For every positive adoption story, there is an equally tragic one. It’s true. We can’t hide from it; we can’t push it under the rug. There are hurt feelings, broken hearts, and painful memories. Whether we are adopted or not, children all need roots. We all need something to anchor us in an unsure, scary world. What happens when the very people who are meant to love and protect you, turn on you? Where do you go, and who do you run to?
We can’t pretend that every adoption is a fairytale, because it is not. Adopted children are not spared from dysfunction or abuse, but they are expected to feel gratitude towards the very people who are abusing them. By listening to the stories of others, we start important discussions. We validate the experiences of others in hopes that it raises awareness and puts an end to abusive parenting, no matter the situation. I invited Renee to read my blog to see if she was interested in contributing, and the following is her response to my story to the About section. In her own words, Renee explains to me her adoption experience:
The underlying assumptions (myths) that adoption is inherently positive and that adoptees’ lives are improved by adoption are my biggest problem with the whole adoption and gratitude trope.
Perhaps your life did improve via adoption. Perhaps you were “rescued.” I have no idea whether that’s true or not, and neither do you, of course, because you’ll never know who you would have become if you’d grown up with your kin–or a different adoptive family, for that matter. But even if adoption was beautiful for you, it was not for me and many, MANY other adoptees I know.
I was a pretty, healthy, active infant. When my mother relinquished me, there were lists and lists and more lists of hopeful adopters waiting to score a baby. My adoptive parents ended up with me because of timing. No other reason. They just happened to be at the top of a list of married couples willing to write a fat check for a newborn. If they hadn’t adopted me, another couple would have. They were lined up around the block. That’s reality.
Also reality: I was never in any danger from my natural mom. She was never unfit or incapable. She was (and is) a bright, charming, especially successful woman who probably would have made a wonderful mom if she’d been given the chance. She was not an incubator, cooking up a child for my poor, infertile adoptive parents. I didn’t grow in the wrong woman. No child does. And I think that’s an awful thing to tell a person. Bottom line: If God does intend all children as gifts, He clearly has indicated by nature where He wants each child to be.

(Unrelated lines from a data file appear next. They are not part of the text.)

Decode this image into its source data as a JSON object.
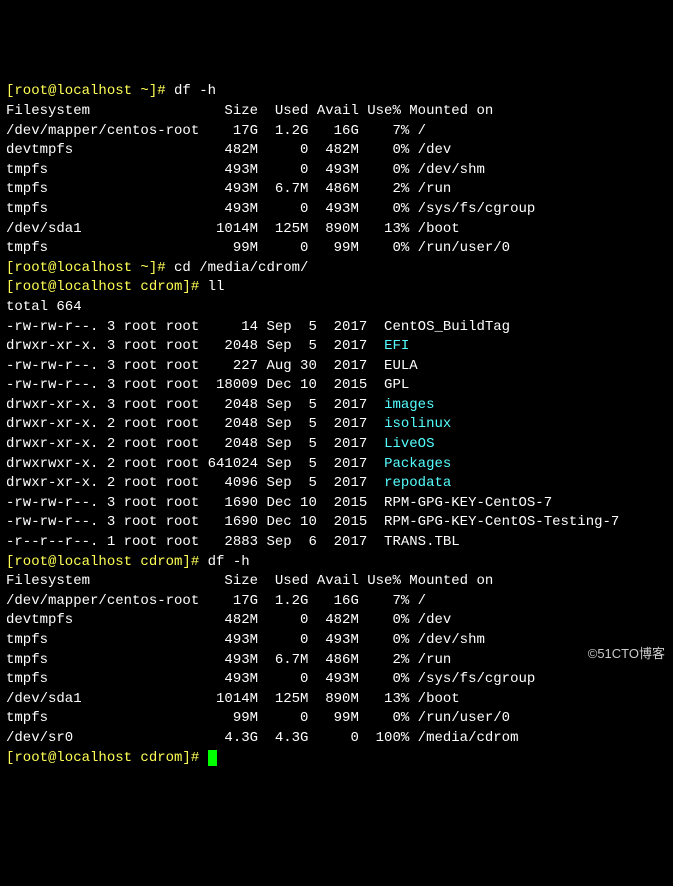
{
  "prompts": {
    "home": "[root@localhost ~]# ",
    "cdrom": "[root@localhost cdrom]# "
  },
  "cmds": {
    "df1": "df -h",
    "cd_cdrom": "cd /media/cdrom/",
    "ll": "ll",
    "df2": "df -h"
  },
  "df_header": {
    "fs": "Filesystem",
    "size": "Size",
    "used": "Used",
    "avail": "Avail",
    "usep": "Use%",
    "mount": "Mounted on"
  },
  "df1": [
    {
      "fs": "/dev/mapper/centos-root",
      "size": "17G",
      "used": "1.2G",
      "avail": "16G",
      "usep": "7%",
      "mount": "/"
    },
    {
      "fs": "devtmpfs",
      "size": "482M",
      "used": "0",
      "avail": "482M",
      "usep": "0%",
      "mount": "/dev"
    },
    {
      "fs": "tmpfs",
      "size": "493M",
      "used": "0",
      "avail": "493M",
      "usep": "0%",
      "mount": "/dev/shm"
    },
    {
      "fs": "tmpfs",
      "size": "493M",
      "used": "6.7M",
      "avail": "486M",
      "usep": "2%",
      "mount": "/run"
    },
    {
      "fs": "tmpfs",
      "size": "493M",
      "used": "0",
      "avail": "493M",
      "usep": "0%",
      "mount": "/sys/fs/cgroup"
    },
    {
      "fs": "/dev/sda1",
      "size": "1014M",
      "used": "125M",
      "avail": "890M",
      "usep": "13%",
      "mount": "/boot"
    },
    {
      "fs": "tmpfs",
      "size": "99M",
      "used": "0",
      "avail": "99M",
      "usep": "0%",
      "mount": "/run/user/0"
    }
  ],
  "ll_total": "total 664",
  "ll": [
    {
      "perm": "-rw-rw-r--.",
      "links": "3",
      "owner": "root",
      "group": "root",
      "size": "14",
      "month": "Sep",
      "day": "5",
      "year": "2017",
      "name": "CentOS_BuildTag",
      "dir": false
    },
    {
      "perm": "drwxr-xr-x.",
      "links": "3",
      "owner": "root",
      "group": "root",
      "size": "2048",
      "month": "Sep",
      "day": "5",
      "year": "2017",
      "name": "EFI",
      "dir": true
    },
    {
      "perm": "-rw-rw-r--.",
      "links": "3",
      "owner": "root",
      "group": "root",
      "size": "227",
      "month": "Aug",
      "day": "30",
      "year": "2017",
      "name": "EULA",
      "dir": false
    },
    {
      "perm": "-rw-rw-r--.",
      "links": "3",
      "owner": "root",
      "group": "root",
      "size": "18009",
      "month": "Dec",
      "day": "10",
      "year": "2015",
      "name": "GPL",
      "dir": false
    },
    {
      "perm": "drwxr-xr-x.",
      "links": "3",
      "owner": "root",
      "group": "root",
      "size": "2048",
      "month": "Sep",
      "day": "5",
      "year": "2017",
      "name": "images",
      "dir": true
    },
    {
      "perm": "drwxr-xr-x.",
      "links": "2",
      "owner": "root",
      "group": "root",
      "size": "2048",
      "month": "Sep",
      "day": "5",
      "year": "2017",
      "name": "isolinux",
      "dir": true
    },
    {
      "perm": "drwxr-xr-x.",
      "links": "2",
      "owner": "root",
      "group": "root",
      "size": "2048",
      "month": "Sep",
      "day": "5",
      "year": "2017",
      "name": "LiveOS",
      "dir": true
    },
    {
      "perm": "drwxrwxr-x.",
      "links": "2",
      "owner": "root",
      "group": "root",
      "size": "641024",
      "month": "Sep",
      "day": "5",
      "year": "2017",
      "name": "Packages",
      "dir": true
    },
    {
      "perm": "drwxr-xr-x.",
      "links": "2",
      "owner": "root",
      "group": "root",
      "size": "4096",
      "month": "Sep",
      "day": "5",
      "year": "2017",
      "name": "repodata",
      "dir": true
    },
    {
      "perm": "-rw-rw-r--.",
      "links": "3",
      "owner": "root",
      "group": "root",
      "size": "1690",
      "month": "Dec",
      "day": "10",
      "year": "2015",
      "name": "RPM-GPG-KEY-CentOS-7",
      "dir": false
    },
    {
      "perm": "-rw-rw-r--.",
      "links": "3",
      "owner": "root",
      "group": "root",
      "size": "1690",
      "month": "Dec",
      "day": "10",
      "year": "2015",
      "name": "RPM-GPG-KEY-CentOS-Testing-7",
      "dir": false
    },
    {
      "perm": "-r--r--r--.",
      "links": "1",
      "owner": "root",
      "group": "root",
      "size": "2883",
      "month": "Sep",
      "day": "6",
      "year": "2017",
      "name": "TRANS.TBL",
      "dir": false
    }
  ],
  "df2": [
    {
      "fs": "/dev/mapper/centos-root",
      "size": "17G",
      "used": "1.2G",
      "avail": "16G",
      "usep": "7%",
      "mount": "/"
    },
    {
      "fs": "devtmpfs",
      "size": "482M",
      "used": "0",
      "avail": "482M",
      "usep": "0%",
      "mount": "/dev"
    },
    {
      "fs": "tmpfs",
      "size": "493M",
      "used": "0",
      "avail": "493M",
      "usep": "0%",
      "mount": "/dev/shm"
    },
    {
      "fs": "tmpfs",
      "size": "493M",
      "used": "6.7M",
      "avail": "486M",
      "usep": "2%",
      "mount": "/run"
    },
    {
      "fs": "tmpfs",
      "size": "493M",
      "used": "0",
      "avail": "493M",
      "usep": "0%",
      "mount": "/sys/fs/cgroup"
    },
    {
      "fs": "/dev/sda1",
      "size": "1014M",
      "used": "125M",
      "avail": "890M",
      "usep": "13%",
      "mount": "/boot"
    },
    {
      "fs": "tmpfs",
      "size": "99M",
      "used": "0",
      "avail": "99M",
      "usep": "0%",
      "mount": "/run/user/0"
    },
    {
      "fs": "/dev/sr0",
      "size": "4.3G",
      "used": "4.3G",
      "avail": "0",
      "usep": "100%",
      "mount": "/media/cdrom"
    }
  ],
  "watermark": "©51CTO博客"
}
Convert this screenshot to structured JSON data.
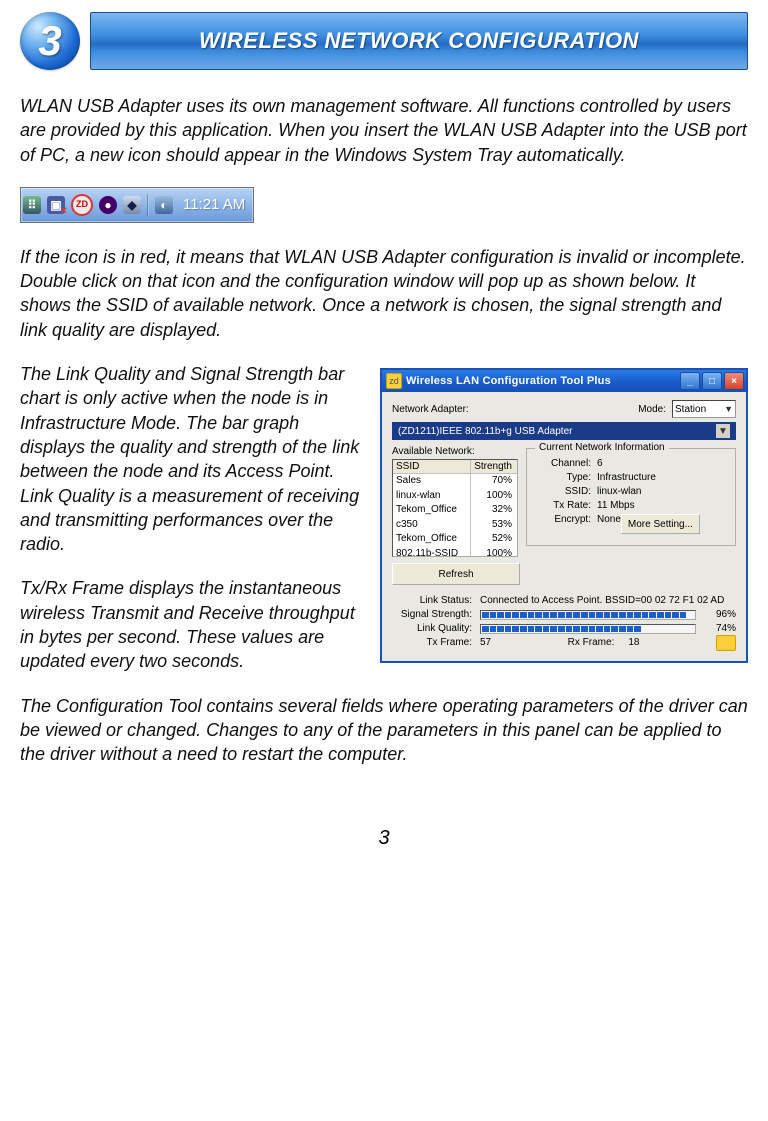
{
  "header": {
    "chapter_number": "3",
    "title": "WIRELESS NETWORK CONFIGURATION"
  },
  "paragraphs": {
    "p1": "WLAN USB Adapter uses its own management software. All functions controlled by users are provided by this application. When you insert the WLAN USB Adapter into the USB port of PC, a new icon should appear in the Windows System Tray automatically.",
    "p2": "If the icon is in red, it means that WLAN USB Adapter configuration is invalid or incomplete.   Double click on that icon and the configuration window will pop up as shown below.   It shows the SSID of available network. Once a network is chosen, the signal strength and link quality are displayed.",
    "p3": "The Link Quality and Signal Strength bar chart is only active when the node is in Infrastructure Mode. The bar graph displays the quality and strength of the link between the node and its Access Point.   Link Quality is a measurement of receiving and transmitting performances over the radio.",
    "p4": "Tx/Rx Frame displays the instantaneous wireless Transmit and Receive throughput in bytes per second. These values are updated every two seconds.",
    "p5": "The Configuration Tool contains several fields where operating parameters of the driver can be viewed or changed. Changes to any of the parameters in this panel can be applied to the driver without a need to restart the computer."
  },
  "systray": {
    "time": "11:21 AM",
    "highlight_icon_label": "ZD"
  },
  "window": {
    "title": "Wireless LAN Configuration Tool Plus",
    "adapter_label": "Network Adapter:",
    "adapter_value": "(ZD1211)IEEE 802.11b+g USB Adapter",
    "mode_label": "Mode:",
    "mode_value": "Station",
    "available_label": "Available Network:",
    "columns": {
      "ssid": "SSID",
      "strength": "Strength"
    },
    "networks": [
      {
        "ssid": "Sales",
        "strength": "70%"
      },
      {
        "ssid": "linux-wlan",
        "strength": "100%"
      },
      {
        "ssid": "Tekom_Office",
        "strength": "32%"
      },
      {
        "ssid": "c350",
        "strength": "53%"
      },
      {
        "ssid": "Tekom_Office",
        "strength": "52%"
      },
      {
        "ssid": "802.11b-SSID",
        "strength": "100%"
      }
    ],
    "refresh": "Refresh",
    "info": {
      "legend": "Current Network Information",
      "channel_label": "Channel:",
      "channel_value": "6",
      "type_label": "Type:",
      "type_value": "Infrastructure",
      "ssid_label": "SSID:",
      "ssid_value": "linux-wlan",
      "txrate_label": "Tx Rate:",
      "txrate_value": "11 Mbps",
      "encrypt_label": "Encrypt:",
      "encrypt_value": "None",
      "more_setting": "More Setting..."
    },
    "status": {
      "link_status_label": "Link Status:",
      "link_status_value": "Connected to Access Point. BSSID=00 02 72 F1 02 AD",
      "signal_label": "Signal Strength:",
      "signal_value": "96%",
      "quality_label": "Link Quality:",
      "quality_value": "74%",
      "tx_label": "Tx Frame:",
      "tx_value": "57",
      "rx_label": "Rx Frame:",
      "rx_value": "18"
    }
  },
  "page_number": "3",
  "chart_data": {
    "type": "bar",
    "title": "Available Network signal strength",
    "categories": [
      "Sales",
      "linux-wlan",
      "Tekom_Office",
      "c350",
      "Tekom_Office",
      "802.11b-SSID"
    ],
    "values": [
      70,
      100,
      32,
      53,
      52,
      100
    ],
    "ylabel": "Strength (%)",
    "ylim": [
      0,
      100
    ],
    "extra_metrics": {
      "Signal Strength": 96,
      "Link Quality": 74
    }
  }
}
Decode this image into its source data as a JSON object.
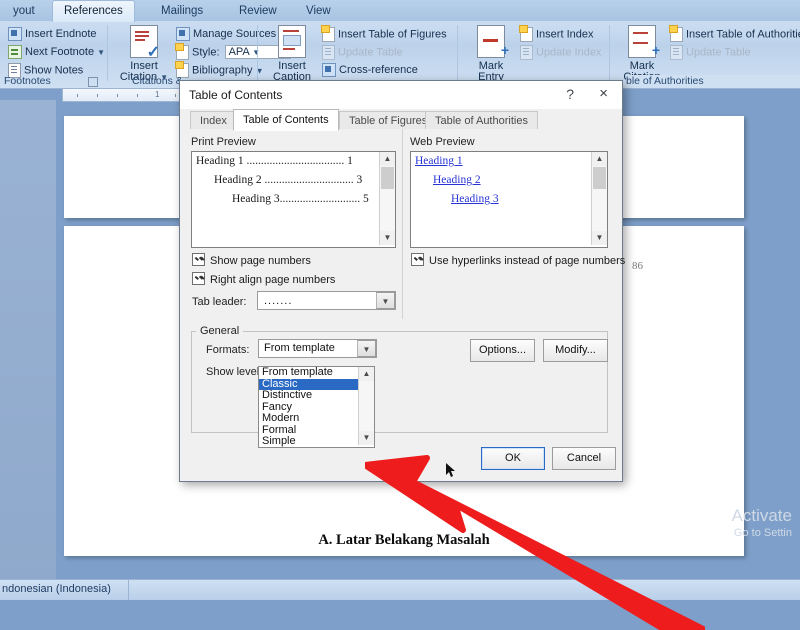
{
  "ribbon": {
    "tabs": [
      {
        "label": "yout",
        "active": false
      },
      {
        "label": "References",
        "active": true
      },
      {
        "label": "Mailings",
        "active": false
      },
      {
        "label": "Review",
        "active": false
      },
      {
        "label": "View",
        "active": false
      }
    ],
    "groups": [
      {
        "name": "Footnotes",
        "label": "Footnotes",
        "items": [
          "Insert Endnote",
          "Next Footnote",
          "Show Notes"
        ]
      },
      {
        "name": "Citations & Bibliography",
        "label": "Citations &",
        "big": "Insert\nCitation",
        "big_line1": "Insert",
        "big_line2": "Citation",
        "items": [
          "Manage Sources",
          "Style:",
          "Bibliography"
        ],
        "style_value": "APA"
      },
      {
        "name": "Captions",
        "label": "",
        "big_line1": "Insert",
        "big_line2": "Caption",
        "items": [
          "Insert Table of Figures",
          "Update Table",
          "Cross-reference"
        ]
      },
      {
        "name": "Index",
        "label": "",
        "big_line1": "Mark",
        "big_line2": "Entry",
        "items": [
          "Insert Index",
          "Update Index"
        ]
      },
      {
        "name": "Table of Authorities",
        "label": "ble of Authorities",
        "big_line1": "Mark",
        "big_line2": "Citation",
        "items": [
          "Insert Table of Authorities",
          "Update Table"
        ]
      }
    ],
    "ruler_marker": "1"
  },
  "document": {
    "page_number": "86",
    "heading": "A. Latar Belakang Masalah"
  },
  "watermark": {
    "line1": "Activate",
    "line2": "Go to Settin"
  },
  "status_bar": {
    "language": "ndonesian (Indonesia)"
  },
  "dialog": {
    "title": "Table of Contents",
    "help_icon": "?",
    "close_icon": "×",
    "tabs": [
      {
        "label": "Index",
        "selected": false
      },
      {
        "label": "Table of Contents",
        "selected": true
      },
      {
        "label": "Table of Figures",
        "selected": false
      },
      {
        "label": "Table of Authorities",
        "selected": false
      }
    ],
    "print_preview": {
      "label": "Print Preview",
      "entries": [
        {
          "text": "Heading 1 ..................................",
          "page": "1"
        },
        {
          "text": "Heading 2 ...............................",
          "page": "3"
        },
        {
          "text": "Heading 3............................",
          "page": "5"
        }
      ]
    },
    "web_preview": {
      "label": "Web Preview",
      "entries": [
        "Heading 1",
        "Heading 2",
        "Heading 3"
      ]
    },
    "checkboxes": [
      {
        "label": "Show page numbers",
        "checked": true
      },
      {
        "label": "Right align page numbers",
        "checked": true
      },
      {
        "label": "Use hyperlinks instead of page numbers",
        "checked": true
      }
    ],
    "tab_leader": {
      "label": "Tab leader:",
      "value": "......."
    },
    "general": {
      "legend": "General",
      "formats_label": "Formats:",
      "formats_value": "From template",
      "show_levels_label": "Show levels:",
      "format_options": [
        {
          "label": "From template",
          "selected": false
        },
        {
          "label": "Classic",
          "selected": true
        },
        {
          "label": "Distinctive",
          "selected": false
        },
        {
          "label": "Fancy",
          "selected": false
        },
        {
          "label": "Modern",
          "selected": false
        },
        {
          "label": "Formal",
          "selected": false
        },
        {
          "label": "Simple",
          "selected": false
        }
      ]
    },
    "buttons": {
      "options": "Options...",
      "modify": "Modify...",
      "ok": "OK",
      "cancel": "Cancel"
    }
  },
  "colors": {
    "accent": "#2a6ac4",
    "arrow": "#ee1c1c",
    "link": "#2735d6",
    "desktop": "#7d9fc9"
  }
}
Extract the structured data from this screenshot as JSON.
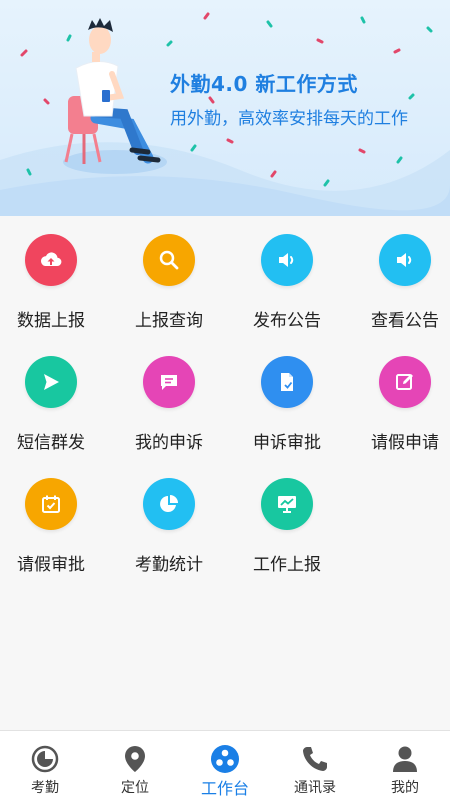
{
  "banner": {
    "title": "外勤4.0  新工作方式",
    "subtitle": "用外勤，高效率安排每天的工作"
  },
  "colors": {
    "accent": "#1a7fe6",
    "banner_text": "#1f7fe0"
  },
  "tiles": [
    {
      "label": "数据上报",
      "icon": "upload-cloud-icon",
      "color": "#f0455e"
    },
    {
      "label": "上报查询",
      "icon": "search-icon",
      "color": "#f7a600"
    },
    {
      "label": "发布公告",
      "icon": "speaker-icon",
      "color": "#22bff2"
    },
    {
      "label": "查看公告",
      "icon": "speaker-icon",
      "color": "#22bff2"
    },
    {
      "label": "短信群发",
      "icon": "send-icon",
      "color": "#18c7a0"
    },
    {
      "label": "我的申诉",
      "icon": "message-icon",
      "color": "#e545b6"
    },
    {
      "label": "申诉审批",
      "icon": "document-check-icon",
      "color": "#2f8ff0"
    },
    {
      "label": "请假申请",
      "icon": "edit-icon",
      "color": "#e545b6"
    },
    {
      "label": "请假审批",
      "icon": "calendar-check-icon",
      "color": "#f7a600"
    },
    {
      "label": "考勤统计",
      "icon": "pie-chart-icon",
      "color": "#22bff2"
    },
    {
      "label": "工作上报",
      "icon": "presentation-icon",
      "color": "#18c7a0"
    }
  ],
  "nav": [
    {
      "label": "考勤",
      "icon": "clock-icon",
      "active": false
    },
    {
      "label": "定位",
      "icon": "location-pin-icon",
      "active": false
    },
    {
      "label": "工作台",
      "icon": "workbench-icon",
      "active": true
    },
    {
      "label": "通讯录",
      "icon": "phone-icon",
      "active": false
    },
    {
      "label": "我的",
      "icon": "person-icon",
      "active": false
    }
  ]
}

And for the record, not every child ends up with a life that warrants gratitude. Neither my older brother (also adopted) nor I deserved the life of physical and emotional abuse we endured at the hands of our adoptive parents. We didn’t deserve to be neglected, we didn’t deserve to be terrorized, and we didn’t deserve to be beaten within an inch of our lives on an almost daily basis. No child deserves that. But loads of adoptees live it. I know just as many adoptees who were abused by their adopters as adoptees who weren’t. And we’re not grateful. Nor should we be.